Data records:
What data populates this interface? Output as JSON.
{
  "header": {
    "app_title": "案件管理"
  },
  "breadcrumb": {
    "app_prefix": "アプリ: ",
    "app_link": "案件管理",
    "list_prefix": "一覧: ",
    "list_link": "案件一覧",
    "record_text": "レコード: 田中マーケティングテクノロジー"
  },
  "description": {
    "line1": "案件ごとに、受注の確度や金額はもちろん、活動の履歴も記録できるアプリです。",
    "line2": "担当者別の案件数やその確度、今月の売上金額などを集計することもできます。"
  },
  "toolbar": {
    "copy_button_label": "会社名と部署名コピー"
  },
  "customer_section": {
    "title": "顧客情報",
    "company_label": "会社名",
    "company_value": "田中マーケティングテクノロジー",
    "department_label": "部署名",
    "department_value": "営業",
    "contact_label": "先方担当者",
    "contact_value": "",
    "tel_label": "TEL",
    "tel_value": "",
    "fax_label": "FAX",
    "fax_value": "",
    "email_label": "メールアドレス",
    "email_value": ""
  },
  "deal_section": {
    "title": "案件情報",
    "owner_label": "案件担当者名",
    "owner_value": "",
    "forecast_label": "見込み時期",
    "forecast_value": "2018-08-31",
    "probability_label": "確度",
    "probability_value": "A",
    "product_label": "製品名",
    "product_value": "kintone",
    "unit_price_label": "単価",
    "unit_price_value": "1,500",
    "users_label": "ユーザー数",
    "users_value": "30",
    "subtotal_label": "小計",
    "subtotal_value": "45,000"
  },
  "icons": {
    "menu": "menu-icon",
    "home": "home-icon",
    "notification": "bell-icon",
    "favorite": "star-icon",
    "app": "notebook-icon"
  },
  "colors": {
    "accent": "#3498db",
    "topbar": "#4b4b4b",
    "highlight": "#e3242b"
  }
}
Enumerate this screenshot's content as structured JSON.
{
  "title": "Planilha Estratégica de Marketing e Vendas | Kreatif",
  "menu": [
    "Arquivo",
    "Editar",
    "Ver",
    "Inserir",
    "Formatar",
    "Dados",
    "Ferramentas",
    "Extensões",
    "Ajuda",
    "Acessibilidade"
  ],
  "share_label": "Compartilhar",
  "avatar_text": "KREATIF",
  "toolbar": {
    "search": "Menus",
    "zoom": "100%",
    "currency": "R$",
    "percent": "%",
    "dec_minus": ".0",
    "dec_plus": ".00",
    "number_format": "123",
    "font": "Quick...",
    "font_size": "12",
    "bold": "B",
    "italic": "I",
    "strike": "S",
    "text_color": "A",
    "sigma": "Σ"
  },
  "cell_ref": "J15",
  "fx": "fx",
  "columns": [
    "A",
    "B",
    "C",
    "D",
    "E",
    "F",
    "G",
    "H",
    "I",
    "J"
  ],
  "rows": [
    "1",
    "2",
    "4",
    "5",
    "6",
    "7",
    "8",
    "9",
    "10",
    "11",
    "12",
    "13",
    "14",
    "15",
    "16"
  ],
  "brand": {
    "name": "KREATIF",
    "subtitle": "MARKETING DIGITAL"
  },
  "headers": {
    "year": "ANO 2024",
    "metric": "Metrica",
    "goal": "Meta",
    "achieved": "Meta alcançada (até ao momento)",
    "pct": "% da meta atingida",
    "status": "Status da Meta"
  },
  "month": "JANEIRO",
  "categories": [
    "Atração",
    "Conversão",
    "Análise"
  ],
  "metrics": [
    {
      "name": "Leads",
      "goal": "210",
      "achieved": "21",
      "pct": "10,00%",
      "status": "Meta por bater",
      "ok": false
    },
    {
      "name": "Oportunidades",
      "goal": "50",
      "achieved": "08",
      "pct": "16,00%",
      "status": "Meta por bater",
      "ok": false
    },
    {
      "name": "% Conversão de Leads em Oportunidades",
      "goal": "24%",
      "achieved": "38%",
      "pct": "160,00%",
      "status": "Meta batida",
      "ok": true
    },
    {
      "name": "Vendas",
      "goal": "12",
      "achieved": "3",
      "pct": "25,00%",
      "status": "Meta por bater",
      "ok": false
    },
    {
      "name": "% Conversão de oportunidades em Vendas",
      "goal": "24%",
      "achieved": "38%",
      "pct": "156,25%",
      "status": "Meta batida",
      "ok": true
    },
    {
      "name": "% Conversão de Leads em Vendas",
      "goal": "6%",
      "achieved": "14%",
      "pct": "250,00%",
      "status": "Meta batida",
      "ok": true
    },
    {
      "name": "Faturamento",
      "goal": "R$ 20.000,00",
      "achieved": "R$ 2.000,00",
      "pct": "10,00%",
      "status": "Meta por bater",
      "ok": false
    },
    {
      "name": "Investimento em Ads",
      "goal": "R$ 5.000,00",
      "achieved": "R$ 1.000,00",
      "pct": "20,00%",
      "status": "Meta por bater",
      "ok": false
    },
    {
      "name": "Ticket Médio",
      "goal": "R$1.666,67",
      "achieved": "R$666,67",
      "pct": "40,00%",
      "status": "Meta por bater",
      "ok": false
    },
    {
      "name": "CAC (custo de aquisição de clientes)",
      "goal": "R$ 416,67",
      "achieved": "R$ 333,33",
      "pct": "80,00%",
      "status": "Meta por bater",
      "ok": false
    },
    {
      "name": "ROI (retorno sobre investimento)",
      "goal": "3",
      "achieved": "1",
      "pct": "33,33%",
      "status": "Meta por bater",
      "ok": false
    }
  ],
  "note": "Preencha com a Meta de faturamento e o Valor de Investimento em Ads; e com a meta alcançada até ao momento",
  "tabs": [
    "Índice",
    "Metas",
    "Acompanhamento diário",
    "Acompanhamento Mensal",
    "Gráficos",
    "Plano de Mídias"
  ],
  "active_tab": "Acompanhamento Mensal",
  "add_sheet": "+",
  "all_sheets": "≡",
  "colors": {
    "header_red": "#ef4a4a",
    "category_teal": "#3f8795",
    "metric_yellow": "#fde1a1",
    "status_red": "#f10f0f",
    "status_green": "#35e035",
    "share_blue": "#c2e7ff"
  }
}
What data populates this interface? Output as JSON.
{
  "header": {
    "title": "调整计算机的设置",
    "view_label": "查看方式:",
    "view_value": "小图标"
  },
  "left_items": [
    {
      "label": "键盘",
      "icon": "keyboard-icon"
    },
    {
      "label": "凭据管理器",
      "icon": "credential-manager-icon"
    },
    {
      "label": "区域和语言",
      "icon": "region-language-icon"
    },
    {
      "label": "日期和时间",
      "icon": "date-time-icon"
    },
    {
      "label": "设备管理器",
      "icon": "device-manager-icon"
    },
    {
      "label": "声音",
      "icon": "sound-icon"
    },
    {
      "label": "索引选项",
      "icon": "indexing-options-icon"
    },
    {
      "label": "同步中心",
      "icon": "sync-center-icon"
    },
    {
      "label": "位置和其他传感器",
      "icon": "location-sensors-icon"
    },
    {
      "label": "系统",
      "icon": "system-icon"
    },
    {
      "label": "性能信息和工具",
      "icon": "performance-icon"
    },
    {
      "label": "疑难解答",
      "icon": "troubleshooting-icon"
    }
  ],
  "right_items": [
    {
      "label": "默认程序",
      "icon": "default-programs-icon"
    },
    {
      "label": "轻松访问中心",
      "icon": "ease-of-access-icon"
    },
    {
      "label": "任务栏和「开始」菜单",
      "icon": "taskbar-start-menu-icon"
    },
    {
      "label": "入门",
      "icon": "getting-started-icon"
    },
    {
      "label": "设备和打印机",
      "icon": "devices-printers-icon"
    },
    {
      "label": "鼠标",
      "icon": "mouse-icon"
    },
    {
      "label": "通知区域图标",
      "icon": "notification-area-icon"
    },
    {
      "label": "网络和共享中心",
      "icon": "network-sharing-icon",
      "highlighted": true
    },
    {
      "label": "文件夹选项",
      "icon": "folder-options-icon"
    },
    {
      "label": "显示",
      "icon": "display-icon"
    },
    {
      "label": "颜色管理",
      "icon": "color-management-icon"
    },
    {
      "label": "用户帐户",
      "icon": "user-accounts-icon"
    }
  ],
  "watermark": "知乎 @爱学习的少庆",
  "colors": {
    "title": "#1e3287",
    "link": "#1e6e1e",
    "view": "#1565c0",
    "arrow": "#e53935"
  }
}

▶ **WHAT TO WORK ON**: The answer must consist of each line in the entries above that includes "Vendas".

▶ **ANSWER BOX**:
  "title": "Planilha Estratégica de Marketing e Vendas | Kreatif",
      "name": "Vendas",
      "name": "% Conversão de oportunidades em Vendas",
      "name": "% Conversão de Leads em Vendas",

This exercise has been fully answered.